Buffart, L.M., et al., Effects and moderators of exercise on quality of life and physical function in patients with cancer: An individual patient data meta-analysis of 34 RCTs. Cancer Treat Rev, 2017. 52: p. 91-104.

Furmaniak, A.C., M. Menig, and M.H. Markes, Exercise for women receiving adjuvant therapy for breast cancer. Cochrane Database Syst Rev, 2016. 9: p. CD005001.

Baumann, F.T., E.M. Zopf, and W. Bloch, Clinical exercise interventions in prostate cancer patients–a systematic review of randomized controlled trials. Support Care Cancer, 2012. 20(2): p. 221-33.

Gardner, J.R., P.M. Livingston, and S.F. Fraser, Effects of exercise on treatment-related adverse effects for patients with prostate cancer receiving androgen-deprivation therapy: a systematic review. J Clin Oncol, 2014. 32(4): p. 335-46.

Cramp, F. and J. Byron-Daniel, Exercise for the management of cancer-related fatigue in adults. Cochrane Database Syst Rev, 2012. 11: p. CD006145.

Capozzi, L.C., et al., The impact of physical activity on health-related fitness and quality of life for patients with head and neck cancer: a systematic review. Br J Sports Med, 2016. 50(6): p. 325-38.

van Haren, I.E., et al., Physical exercise for patients undergoing hematopoietic stem cell transplantation: systematic review and meta-analyses of randomized controlled trials. Phys Ther, 2013. 93(4): p. 514-28.

Craft, L.L., et al., Exercise effects on depressive symptoms in cancer survivors: a systematic review and meta-analysis. Cancer Epidemiol Biomarkers Prev, 2012. 21(1): p. 3-19.

Mishra, S.I., et al., Exercise interventions on health-related quality of life for people with cancer during active treatment. Clin Otolaryngol, 2012. 37(5): p. 390-2.

Chiu, H.Y., et al., Walking improves sleep in individuals with cancer: a meta-analysis of randomized, controlled trials. Oncol Nurs Forum, 2015. 42(2): p. E54-62.

Post treatment

Meta-analyses reported an improved quality of life for cancer of all types, and a further meta-analyses showed a small increase in quality of life. [4, 5] No change in quality of life was seen in meta-analysis in lung cancer after resection and colorectal cancer survivors.[3, 6] Slight reductions in depression were demonstrated in a meta-analysis.[7]

Quality of evidence

Moderate quality – quality of life has been grouped together and not divided into different aspects.

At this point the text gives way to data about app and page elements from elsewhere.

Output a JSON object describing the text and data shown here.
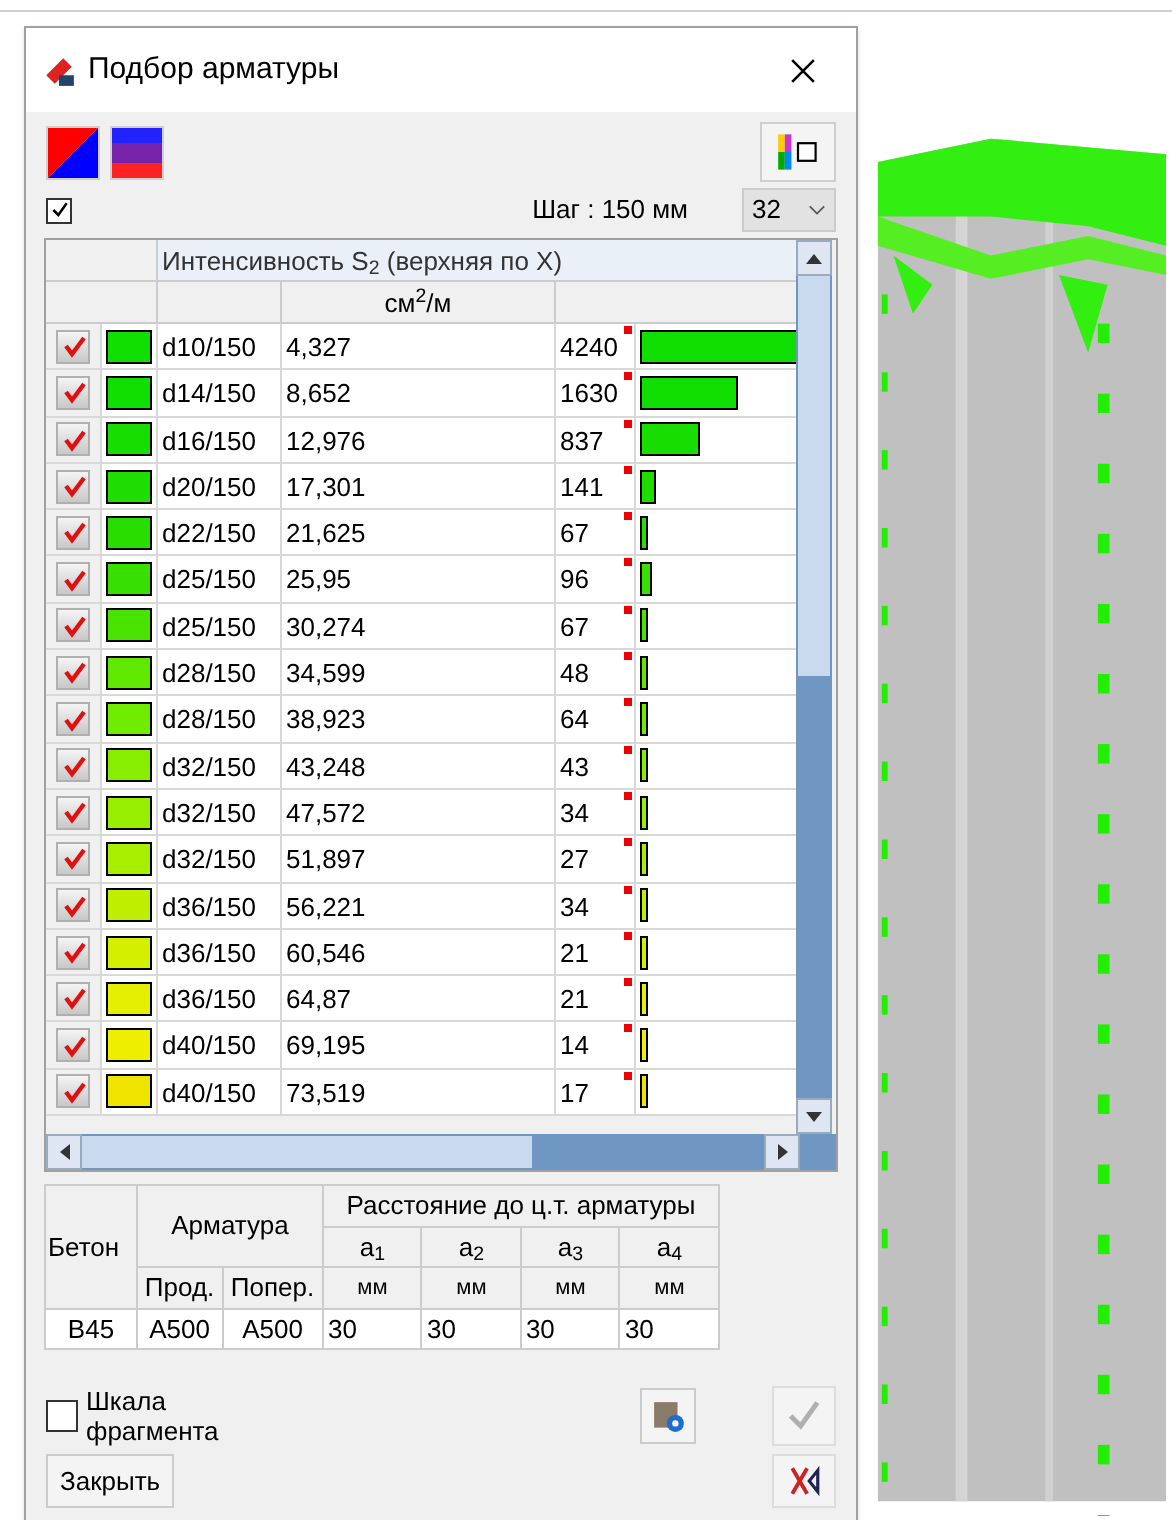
{
  "window": {
    "title": "Подбор арматуры"
  },
  "show_all": {
    "checked": true
  },
  "step": "Шаг : 150 мм",
  "count_select": {
    "value": "32"
  },
  "table": {
    "header": "Интенсивность S$_{2}$ (верхняя по X)",
    "unit": "см$^{2}$/м",
    "rows": [
      {
        "checked": true,
        "color": "#10dd00",
        "bar": "d10/150",
        "value": "4,327",
        "count": "4240"
      },
      {
        "checked": true,
        "color": "#10dd00",
        "bar": "d14/150",
        "value": "8,652",
        "count": "1630"
      },
      {
        "checked": true,
        "color": "#18dd00",
        "bar": "d16/150",
        "value": "12,976",
        "count": "837"
      },
      {
        "checked": true,
        "color": "#20dd00",
        "bar": "d20/150",
        "value": "17,301",
        "count": "141"
      },
      {
        "checked": true,
        "color": "#28dd00",
        "bar": "d22/150",
        "value": "21,625",
        "count": "67"
      },
      {
        "checked": true,
        "color": "#38e000",
        "bar": "d25/150",
        "value": "25,95",
        "count": "96"
      },
      {
        "checked": true,
        "color": "#48e400",
        "bar": "d25/150",
        "value": "30,274",
        "count": "67"
      },
      {
        "checked": true,
        "color": "#60e800",
        "bar": "d28/150",
        "value": "34,599",
        "count": "48"
      },
      {
        "checked": true,
        "color": "#70ec00",
        "bar": "d28/150",
        "value": "38,923",
        "count": "64"
      },
      {
        "checked": true,
        "color": "#88ee00",
        "bar": "d32/150",
        "value": "43,248",
        "count": "43"
      },
      {
        "checked": true,
        "color": "#98ee00",
        "bar": "d32/150",
        "value": "47,572",
        "count": "34"
      },
      {
        "checked": true,
        "color": "#a8ee00",
        "bar": "d32/150",
        "value": "51,897",
        "count": "27"
      },
      {
        "checked": true,
        "color": "#c0ee00",
        "bar": "d36/150",
        "value": "56,221",
        "count": "34"
      },
      {
        "checked": true,
        "color": "#d4f000",
        "bar": "d36/150",
        "value": "60,546",
        "count": "21"
      },
      {
        "checked": true,
        "color": "#e4f000",
        "bar": "d36/150",
        "value": "64,87",
        "count": "21"
      },
      {
        "checked": true,
        "color": "#eeee00",
        "bar": "d40/150",
        "value": "69,195",
        "count": "14"
      },
      {
        "checked": true,
        "color": "#eee400",
        "bar": "d40/150",
        "value": "73,519",
        "count": "17"
      }
    ]
  },
  "bottom_table": {
    "concrete": "Бетон",
    "rebar": "Арматура",
    "distance": "Расстояние до ц.т. арматуры",
    "a_labels": [
      "a$_{1}$",
      "a$_{2}$",
      "a$_{3}$",
      "a$_{4}$"
    ],
    "rebar_sub": [
      "Прод.",
      "Попер."
    ],
    "units": [
      "мм",
      "мм",
      "мм",
      "мм"
    ],
    "row": {
      "concrete": "B45",
      "long": "A500",
      "trans": "A500",
      "a": [
        "30",
        "30",
        "30",
        "30"
      ]
    }
  },
  "scale_fragment": {
    "label": "Шкала фрагмента",
    "checked": false
  },
  "close_button": "Закрыть"
}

Quality of life evidence does not exist for post-surgical resection patients in lung cancer, and patients post treatment for colorectal cancer.

Strength of recommendation

Weak

Conclusion

Further work is needed  to examine different aspects of quality of life. It would be reasonable to infer an improvement in quality of life with physical activity. Further studies are needed to understand what dose of physical activity would be beneficial.

References

Cramp, F. and J. Byron-Daniel, Exercise for the management of cancer-related fatigue in adults. Cochrane Database Syst Rev, 2012. 11: p. CD006145.

Brown, J.C., et al., Efficacy of exercise interventions in modulating cancer-related fatigue among adult cancer survivors: a meta-analysis. Cancer Epidemiol Biomarkers Prev, 2011. 20(1): p. 123-33.

Cramer, H., et al., A systematic review and meta-analysis of exercise interventions for colorectal cancer patients. Eur J Cancer Care (Engl), 2014. 23(1): p. 3-14.

Fong, D.Y., et al., Physical activity for cancer survivors: meta-analysis of randomised controlled trials. BMJ, 2012. 344: p. e70.

Mishra, S.I., et al., Exercise interventions on health-related quality of life for cancer survivors. Cochrane Database Syst Rev, 2012(8): p. CD007566.

Cavalheri, V., et al., Exercise training undertaken by people within 12 months of lung resection for non-small cell lung cancer. Cochrane Database Syst Rev, 2013(7): p. CD009955.

Craft, L.L., et al., Exercise effects on depressive symptoms in cancer survivors: a systematic review and meta-analysis. Cancer Epidemiol Biomarkers Prev, 2012. 21(1): p. 3-19.

Dennett, A.M., et al., Moderate-intensity exercise reduces fatigue and improves mobility in cancer survivors: a systematic review and meta-regression. J Physiother, 2016. 62(2): p. 68-82.